*** Opening of Record extracts ***

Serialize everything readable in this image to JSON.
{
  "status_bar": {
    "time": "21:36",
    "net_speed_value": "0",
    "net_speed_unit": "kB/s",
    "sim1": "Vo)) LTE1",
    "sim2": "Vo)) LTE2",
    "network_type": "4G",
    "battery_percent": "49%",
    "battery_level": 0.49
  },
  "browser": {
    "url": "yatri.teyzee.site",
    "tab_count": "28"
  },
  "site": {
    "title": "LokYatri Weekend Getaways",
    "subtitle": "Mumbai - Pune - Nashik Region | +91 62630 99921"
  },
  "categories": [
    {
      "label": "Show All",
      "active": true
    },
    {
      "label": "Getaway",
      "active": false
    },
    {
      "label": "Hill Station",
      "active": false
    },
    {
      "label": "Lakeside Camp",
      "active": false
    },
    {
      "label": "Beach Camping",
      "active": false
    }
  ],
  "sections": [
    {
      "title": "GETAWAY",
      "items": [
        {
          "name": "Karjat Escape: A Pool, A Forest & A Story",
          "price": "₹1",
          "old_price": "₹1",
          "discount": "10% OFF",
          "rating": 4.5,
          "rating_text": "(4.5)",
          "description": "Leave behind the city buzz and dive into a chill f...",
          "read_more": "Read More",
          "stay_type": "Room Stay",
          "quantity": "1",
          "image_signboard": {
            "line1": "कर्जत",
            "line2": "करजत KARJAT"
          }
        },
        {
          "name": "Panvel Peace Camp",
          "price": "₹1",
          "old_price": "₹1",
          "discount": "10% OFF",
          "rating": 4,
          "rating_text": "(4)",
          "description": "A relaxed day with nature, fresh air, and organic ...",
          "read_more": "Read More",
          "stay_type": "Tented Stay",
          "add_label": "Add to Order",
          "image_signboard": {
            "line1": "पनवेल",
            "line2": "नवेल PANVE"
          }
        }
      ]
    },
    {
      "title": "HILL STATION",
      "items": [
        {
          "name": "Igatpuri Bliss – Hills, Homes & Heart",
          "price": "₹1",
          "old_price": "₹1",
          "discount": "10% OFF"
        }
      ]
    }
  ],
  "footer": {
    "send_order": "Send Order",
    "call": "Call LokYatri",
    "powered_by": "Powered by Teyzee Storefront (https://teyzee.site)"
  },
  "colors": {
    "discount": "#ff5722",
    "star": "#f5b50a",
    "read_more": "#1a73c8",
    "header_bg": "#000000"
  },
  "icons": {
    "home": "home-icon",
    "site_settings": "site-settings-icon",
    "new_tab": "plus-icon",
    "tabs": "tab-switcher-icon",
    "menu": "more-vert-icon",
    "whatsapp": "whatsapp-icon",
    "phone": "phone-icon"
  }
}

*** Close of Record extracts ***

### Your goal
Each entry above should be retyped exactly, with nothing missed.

### Written reply
Serialize everything readable in this image to JSON.
{
  "status_bar": {
    "time": "21:36",
    "net_speed_value": "0",
    "net_speed_unit": "kB/s",
    "sim1": "Vo)) LTE1",
    "sim2": "Vo)) LTE2",
    "network_type": "4G",
    "battery_percent": "49%",
    "battery_level": 0.49
  },
  "browser": {
    "url": "yatri.teyzee.site",
    "tab_count": "28"
  },
  "site": {
    "title": "LokYatri Weekend Getaways",
    "subtitle": "Mumbai - Pune - Nashik Region | +91 62630 99921"
  },
  "categories": [
    {
      "label": "Show All",
      "active": true
    },
    {
      "label": "Getaway",
      "active": false
    },
    {
      "label": "Hill Station",
      "active": false
    },
    {
      "label": "Lakeside Camp",
      "active": false
    },
    {
      "label": "Beach Camping",
      "active": false
    }
  ],
  "sections": [
    {
      "title": "GETAWAY",
      "items": [
        {
          "name": "Karjat Escape: A Pool, A Forest & A Story",
          "price": "₹1",
          "old_price": "₹1",
          "discount": "10% OFF",
          "rating": 4.5,
          "rating_text": "(4.5)",
          "description": "Leave behind the city buzz and dive into a chill f...",
          "read_more": "Read More",
          "stay_type": "Room Stay",
          "quantity": "1",
          "image_signboard": {
            "line1": "कर्जत",
            "line2": "करजत KARJAT"
          }
        },
        {
          "name": "Panvel Peace Camp",
          "price": "₹1",
          "old_price": "₹1",
          "discount": "10% OFF",
          "rating": 4,
          "rating_text": "(4)",
          "description": "A relaxed day with nature, fresh air, and organic ...",
          "read_more": "Read More",
          "stay_type": "Tented Stay",
          "add_label": "Add to Order",
          "image_signboard": {
            "line1": "पनवेल",
            "line2": "नवेल PANVE"
          }
        }
      ]
    },
    {
      "title": "HILL STATION",
      "items": [
        {
          "name": "Igatpuri Bliss – Hills, Homes & Heart",
          "price": "₹1",
          "old_price": "₹1",
          "discount": "10% OFF"
        }
      ]
    }
  ],
  "footer": {
    "send_order": "Send Order",
    "call": "Call LokYatri",
    "powered_by": "Powered by Teyzee Storefront (https://teyzee.site)"
  },
  "colors": {
    "discount": "#ff5722",
    "star": "#f5b50a",
    "read_more": "#1a73c8",
    "header_bg": "#000000"
  },
  "icons": {
    "home": "home-icon",
    "site_settings": "site-settings-icon",
    "new_tab": "plus-icon",
    "tabs": "tab-switcher-icon",
    "menu": "more-vert-icon",
    "whatsapp": "whatsapp-icon",
    "phone": "phone-icon"
  }
}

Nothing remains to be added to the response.